**Exercise aim:**
In full and without alteration, return the records below.

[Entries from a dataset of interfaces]
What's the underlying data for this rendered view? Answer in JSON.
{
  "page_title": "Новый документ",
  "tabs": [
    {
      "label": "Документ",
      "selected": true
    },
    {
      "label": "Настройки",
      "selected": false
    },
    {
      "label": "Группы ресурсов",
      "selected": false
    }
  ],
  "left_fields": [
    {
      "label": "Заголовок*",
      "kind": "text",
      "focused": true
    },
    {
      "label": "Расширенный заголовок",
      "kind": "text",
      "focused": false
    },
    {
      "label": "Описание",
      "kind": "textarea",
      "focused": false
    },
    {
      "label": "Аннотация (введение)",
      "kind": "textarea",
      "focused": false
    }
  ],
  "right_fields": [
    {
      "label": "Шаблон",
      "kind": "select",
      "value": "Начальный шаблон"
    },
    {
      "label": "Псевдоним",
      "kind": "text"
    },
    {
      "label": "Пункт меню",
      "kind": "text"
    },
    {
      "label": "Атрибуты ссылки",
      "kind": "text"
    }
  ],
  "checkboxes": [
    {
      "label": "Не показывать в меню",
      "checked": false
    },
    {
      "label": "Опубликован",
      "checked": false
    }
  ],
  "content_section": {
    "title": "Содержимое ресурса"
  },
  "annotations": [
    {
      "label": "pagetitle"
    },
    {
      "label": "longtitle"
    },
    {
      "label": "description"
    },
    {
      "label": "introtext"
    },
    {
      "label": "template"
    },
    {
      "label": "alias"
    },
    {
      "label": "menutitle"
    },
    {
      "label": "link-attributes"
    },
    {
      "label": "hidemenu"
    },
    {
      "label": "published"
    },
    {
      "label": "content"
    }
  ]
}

**Reply to the exercise:**
What's the underlying data for this rendered view? Answer in JSON.
{
  "page_title": "Новый документ",
  "tabs": [
    {
      "label": "Документ",
      "selected": true
    },
    {
      "label": "Настройки",
      "selected": false
    },
    {
      "label": "Группы ресурсов",
      "selected": false
    }
  ],
  "left_fields": [
    {
      "label": "Заголовок*",
      "kind": "text",
      "focused": true
    },
    {
      "label": "Расширенный заголовок",
      "kind": "text",
      "focused": false
    },
    {
      "label": "Описание",
      "kind": "textarea",
      "focused": false
    },
    {
      "label": "Аннотация (введение)",
      "kind": "textarea",
      "focused": false
    }
  ],
  "right_fields": [
    {
      "label": "Шаблон",
      "kind": "select",
      "value": "Начальный шаблон"
    },
    {
      "label": "Псевдоним",
      "kind": "text"
    },
    {
      "label": "Пункт меню",
      "kind": "text"
    },
    {
      "label": "Атрибуты ссылки",
      "kind": "text"
    }
  ],
  "checkboxes": [
    {
      "label": "Не показывать в меню",
      "checked": false
    },
    {
      "label": "Опубликован",
      "checked": false
    }
  ],
  "content_section": {
    "title": "Содержимое ресурса"
  },
  "annotations": [
    {
      "label": "pagetitle"
    },
    {
      "label": "longtitle"
    },
    {
      "label": "description"
    },
    {
      "label": "introtext"
    },
    {
      "label": "template"
    },
    {
      "label": "alias"
    },
    {
      "label": "menutitle"
    },
    {
      "label": "link-attributes"
    },
    {
      "label": "hidemenu"
    },
    {
      "label": "published"
    },
    {
      "label": "content"
    }
  ]
}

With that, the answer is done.